Grants cover travel expenses to State Water Sustainability Planning Summit
The Ground Water Research & Education Foundation (GWREF) is accepting applications to provide grant funding to cover travel expenses for qualified applicants, who wish to participate in the State Water Sustainability Planning Summit: The Groundwater Connection Sept. 11 to 14. The event will take place in Orlando, Fla., in conjunction with the Ground Water Protection Council’s Annual Forum and National Rural Water Assn. WaterPro conference.
District board of directors lowers target, drought continues
The Santa Clara Valley Water District board of directors lowered its water use reduction target to 20%, but emphasized that residents should continue their efforts to conserve in the ongoing drought.

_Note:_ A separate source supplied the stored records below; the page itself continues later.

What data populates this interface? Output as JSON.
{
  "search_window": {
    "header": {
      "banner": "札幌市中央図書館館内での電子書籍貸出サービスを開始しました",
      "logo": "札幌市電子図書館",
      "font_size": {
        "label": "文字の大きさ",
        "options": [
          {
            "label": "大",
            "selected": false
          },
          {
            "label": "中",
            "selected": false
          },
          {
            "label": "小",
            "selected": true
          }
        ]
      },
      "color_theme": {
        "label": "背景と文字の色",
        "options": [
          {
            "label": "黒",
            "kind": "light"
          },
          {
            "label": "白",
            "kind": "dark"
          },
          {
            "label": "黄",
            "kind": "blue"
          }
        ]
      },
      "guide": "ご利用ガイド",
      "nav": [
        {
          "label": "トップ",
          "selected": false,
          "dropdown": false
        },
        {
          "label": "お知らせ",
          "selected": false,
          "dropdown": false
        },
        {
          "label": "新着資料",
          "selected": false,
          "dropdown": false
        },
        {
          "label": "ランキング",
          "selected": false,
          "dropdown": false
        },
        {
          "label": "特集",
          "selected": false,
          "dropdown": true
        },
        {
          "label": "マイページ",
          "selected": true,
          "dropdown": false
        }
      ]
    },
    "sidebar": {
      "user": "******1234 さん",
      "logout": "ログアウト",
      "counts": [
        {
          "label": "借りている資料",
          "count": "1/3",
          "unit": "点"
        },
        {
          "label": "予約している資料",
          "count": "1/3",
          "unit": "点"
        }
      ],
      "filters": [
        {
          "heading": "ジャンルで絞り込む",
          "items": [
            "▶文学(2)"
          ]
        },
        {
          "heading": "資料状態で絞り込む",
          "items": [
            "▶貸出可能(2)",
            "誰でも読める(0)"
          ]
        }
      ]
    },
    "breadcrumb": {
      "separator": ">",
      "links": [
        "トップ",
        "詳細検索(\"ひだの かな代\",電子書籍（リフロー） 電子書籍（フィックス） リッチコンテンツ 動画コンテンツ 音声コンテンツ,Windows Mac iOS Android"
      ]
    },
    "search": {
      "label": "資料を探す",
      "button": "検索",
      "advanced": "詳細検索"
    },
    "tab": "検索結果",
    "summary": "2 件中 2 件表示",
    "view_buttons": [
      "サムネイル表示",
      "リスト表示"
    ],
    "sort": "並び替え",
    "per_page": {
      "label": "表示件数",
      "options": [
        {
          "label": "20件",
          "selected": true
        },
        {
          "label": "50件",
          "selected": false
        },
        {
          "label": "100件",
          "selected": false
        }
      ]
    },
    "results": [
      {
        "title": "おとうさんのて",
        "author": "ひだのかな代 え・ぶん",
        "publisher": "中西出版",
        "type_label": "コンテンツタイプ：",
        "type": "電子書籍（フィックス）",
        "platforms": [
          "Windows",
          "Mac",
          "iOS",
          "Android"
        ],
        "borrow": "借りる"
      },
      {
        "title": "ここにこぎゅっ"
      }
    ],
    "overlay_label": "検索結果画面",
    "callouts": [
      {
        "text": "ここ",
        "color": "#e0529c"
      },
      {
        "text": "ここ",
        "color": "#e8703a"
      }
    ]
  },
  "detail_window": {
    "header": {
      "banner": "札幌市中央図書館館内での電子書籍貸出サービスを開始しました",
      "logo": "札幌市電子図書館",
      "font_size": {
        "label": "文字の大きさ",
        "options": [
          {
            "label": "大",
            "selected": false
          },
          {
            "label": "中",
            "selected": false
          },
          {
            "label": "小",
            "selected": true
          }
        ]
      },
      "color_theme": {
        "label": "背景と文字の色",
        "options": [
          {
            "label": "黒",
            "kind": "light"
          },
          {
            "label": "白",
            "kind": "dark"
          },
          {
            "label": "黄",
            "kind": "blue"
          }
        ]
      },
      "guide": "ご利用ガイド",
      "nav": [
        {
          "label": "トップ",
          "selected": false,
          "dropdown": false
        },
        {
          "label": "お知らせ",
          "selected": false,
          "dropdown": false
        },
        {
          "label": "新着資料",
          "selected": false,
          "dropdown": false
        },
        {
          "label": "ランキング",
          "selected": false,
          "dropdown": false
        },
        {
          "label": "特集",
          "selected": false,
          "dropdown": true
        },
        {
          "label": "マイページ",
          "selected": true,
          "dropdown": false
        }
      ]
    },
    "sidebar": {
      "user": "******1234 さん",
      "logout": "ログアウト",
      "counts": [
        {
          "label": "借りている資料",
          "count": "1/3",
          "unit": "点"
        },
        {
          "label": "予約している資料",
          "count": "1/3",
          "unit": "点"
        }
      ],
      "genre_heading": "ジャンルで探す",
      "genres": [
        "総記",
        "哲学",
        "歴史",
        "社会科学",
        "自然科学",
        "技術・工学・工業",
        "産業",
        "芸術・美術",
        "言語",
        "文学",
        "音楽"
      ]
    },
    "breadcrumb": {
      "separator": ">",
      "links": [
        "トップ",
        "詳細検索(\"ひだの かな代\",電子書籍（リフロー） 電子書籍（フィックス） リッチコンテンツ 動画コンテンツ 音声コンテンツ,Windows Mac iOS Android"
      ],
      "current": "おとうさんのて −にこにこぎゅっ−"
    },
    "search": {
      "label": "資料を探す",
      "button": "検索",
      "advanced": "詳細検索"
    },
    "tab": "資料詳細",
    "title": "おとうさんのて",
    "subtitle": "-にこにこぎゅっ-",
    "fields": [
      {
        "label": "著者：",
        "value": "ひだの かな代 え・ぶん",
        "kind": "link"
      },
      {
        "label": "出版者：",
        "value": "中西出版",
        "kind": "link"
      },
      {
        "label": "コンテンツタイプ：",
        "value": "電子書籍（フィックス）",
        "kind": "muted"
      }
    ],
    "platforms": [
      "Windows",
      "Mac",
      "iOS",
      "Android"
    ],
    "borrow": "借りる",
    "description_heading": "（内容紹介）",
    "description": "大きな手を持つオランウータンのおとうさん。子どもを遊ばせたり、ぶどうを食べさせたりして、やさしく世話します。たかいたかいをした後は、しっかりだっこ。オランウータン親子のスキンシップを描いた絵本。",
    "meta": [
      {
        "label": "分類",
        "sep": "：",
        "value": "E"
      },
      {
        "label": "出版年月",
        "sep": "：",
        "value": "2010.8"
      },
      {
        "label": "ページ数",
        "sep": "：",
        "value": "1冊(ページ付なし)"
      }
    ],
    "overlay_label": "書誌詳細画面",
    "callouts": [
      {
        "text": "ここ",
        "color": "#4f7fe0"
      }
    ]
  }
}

In 2015, the fourth year of drought, the board of directors called for residents to reduce water use by 30% over the amount they used in 2013. In November 2015, the board extended the call to June 2016.
EPA schedules public meeting to address American National Can facility cleanup
The U.S. Environmental Protection Agency has proposed a plan to address contaminated soil at the former American National Can facility in Washington Township, New Jersey as part of the ongoing cleanup of the Pohatcong Valley Groundwater Contamination Superfund site. The Pohatcong site is contaminated with trichloroethylene (TCE) and perchloroethylene (PCE), which can have serious health effects.
Funding will be used to protect and sustain watersheds; secure safe drinking water
The U.S. Environmental Protection Agency (EPA) and the U.S. Endowment for Forestry and Communities (Endowment) are providing $156,000 to the Conservation Foundation of the Gulf Coast to Protect and Sustain Healthy Watersheds the Myakka Island Conservation Corridor in Florida. The foundation is one of nine projects that for the first time are receiving $1.4 million in grants to improve land management of hundreds of thousands of acres of watersheds in seven states.
Installed instrumentation used for ongoing environmental approvals, groundwater sourcing
Encanto Potash Corp. announced the completion of a supplemental groundwater investigation as part of the Environmental Impact Assessment (EIA). A four-hole program was carried on its flagship Muskowekwan First Nation (MFN) property. SNC-Lavalin Inc. was awarded the contract to run the program to gain a better understanding of the subsurface groundwater conditions in the area. The program serves a dual purpose, contributing to the EIA as well as the feasibility study.
$60,000 available between groundwater research, developing-nations and domestic water supply grants
The National Ground Water Research and Educational Foundation is seeking grant applications for groundwater research projects, as well as water supply projects and educational programs in developing nations and the U.S.
The NGWREF Board of Directors recently approved $15,000 for research grants, $35,000 for developing nations grants, and $10,000 for grants from the USA Groundwater Fund. Applications are being accepted through June 30, with grant award announcements around Oct. 1. Applicants should be a 501(c)(3) or equivalent.
Study shows major river basins "too polluted for human contact"
Smog has a greater association to China than water quality, but that will change following a water quality report from the Chinese Ministry of Water Resources. Citing the study, the South China Morning Post reported around 80% of Chinese mainland groundwater resources are not safe for human contact.
Up to $4 million will be available through May 31
The second round of funding, up to $4 million, for the National Ground-Water Monitoring Network (NGWMN) was posted and is open through May 31.
This effort will enhance coordination and collection of groundwater data to better inform decision-making by water resource managers, the National Ground Water Assn. said.
Think about the technologies that are now obsolete due to smartphones: portable radios, cameras, alarm clocks, compasses and calculators, to name a few. You do not need them anymore because they (and 100 other technologies) have been replaced by that little device in your pocket.
Now, think about starting a car. In 1950, you had to push in the clutch, turn on the ignition switch, hold the accelerator pedal down halfway and press the starter button. If it was cold, you had to set the choke as well. Today, you press the remote start button on your key fob twice.
Utilizing the Internet of Things to provide data & value to customers
Most people in the U.S. do not give a second thought to the source of their drinking water unless something goes wrong—a tap runs dry or the discharged water is cloudy. Usually, the solution is fairly simple: Call the plumber or city water department and it is fixed.
But what if the solution was much more difficult, taking years instead of hours or a few days? This is a circumstance facing an increasing number of U.S. communities as the country grapples with a growing drinking water infrastructure crisis.
Water wells provide small Georgia community with reliable water supply